The “Joao doesn’t get it done in Australia” argument lacks perspective, and of course many simply ignore the fact Moreira racked up astonishing numbers in Brazil and Singapore as well, dominating in a way that no other rider has before.
On the folly of rankings – numbers might not lie, but they can be misleading, and as good as Moreira is, he isn’t twice the jockey of Purton just because he rode more than double the amount of winners last season.
Putting a number on these things is flawed, and before anyone jumps in with the “don’t compare champions” line, please, there’s nothing a like never-ending argument about who is better. Weighing up strengths and weaknesses, backing your judgement – this is what racing is all about, opinions.
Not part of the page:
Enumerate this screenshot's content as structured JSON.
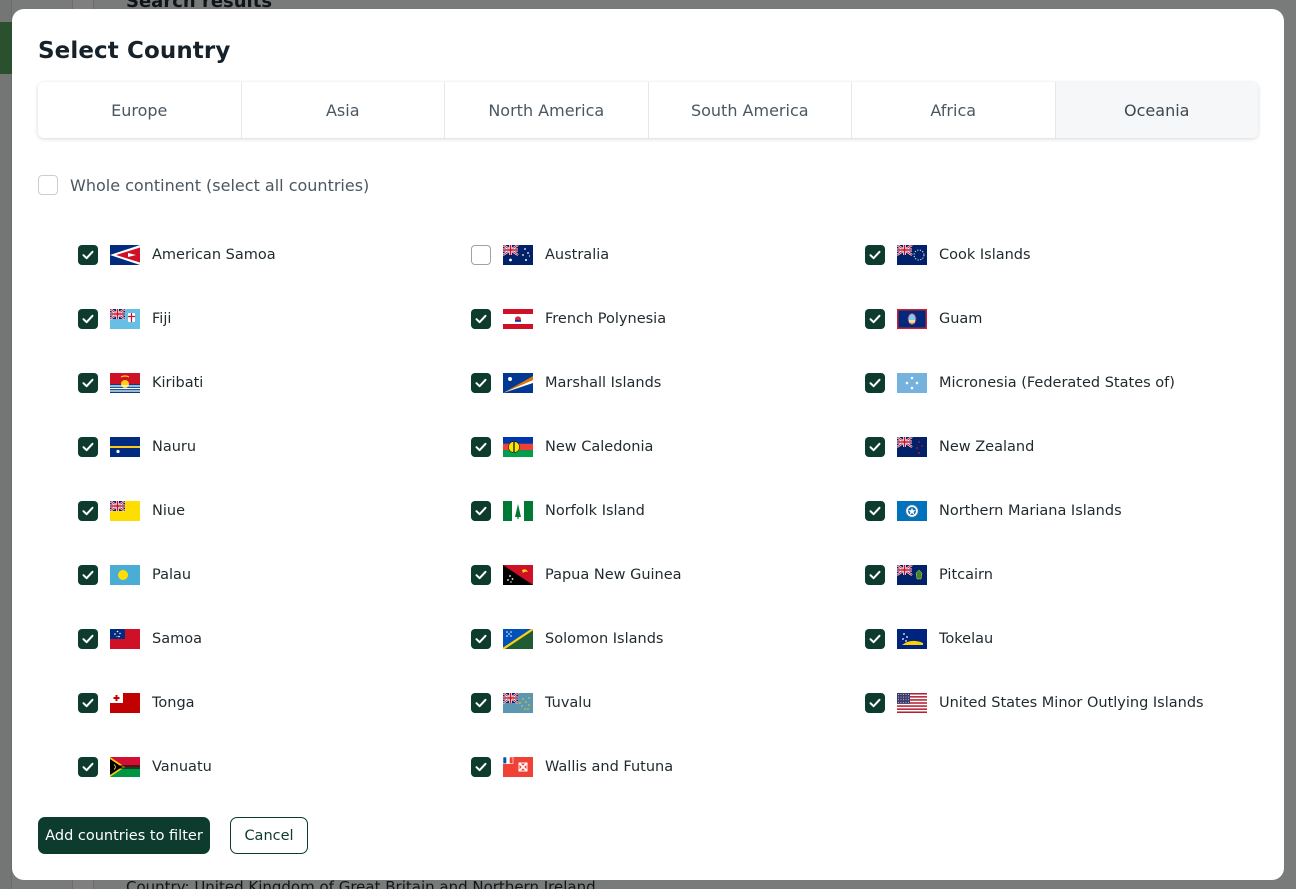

Maybe a vote would be a better way to decide the World’s Best Jockey Award – old-fashioned democracy. Although if it was left to the press to decide, Moore may not ever win again given his often petulant attitude when it comes to media obligations, which was sadly on show again at times during international week.
A vote from peers, a group of top riders from around the world, might be the best way to declare somebody “best” each year, if the sport insists on it, or a panel of former jockeys, trainers and handicappers.
Yet heaven forbid we get the punters involved, you know, the people that actually make this a viable industry – why is it that the single most important stakeholders in racing seem to be the ones left out most of the time? They have the keenest eyes, put their money where the mouths are when they “vote” in every single race with cold hard cash.
Forget the “top 100 races” and layers of politics that go along with it. Here’s a question that can help settle things, who do you want in the saddle when it is your last dollar on? That might be the best measure of greatness.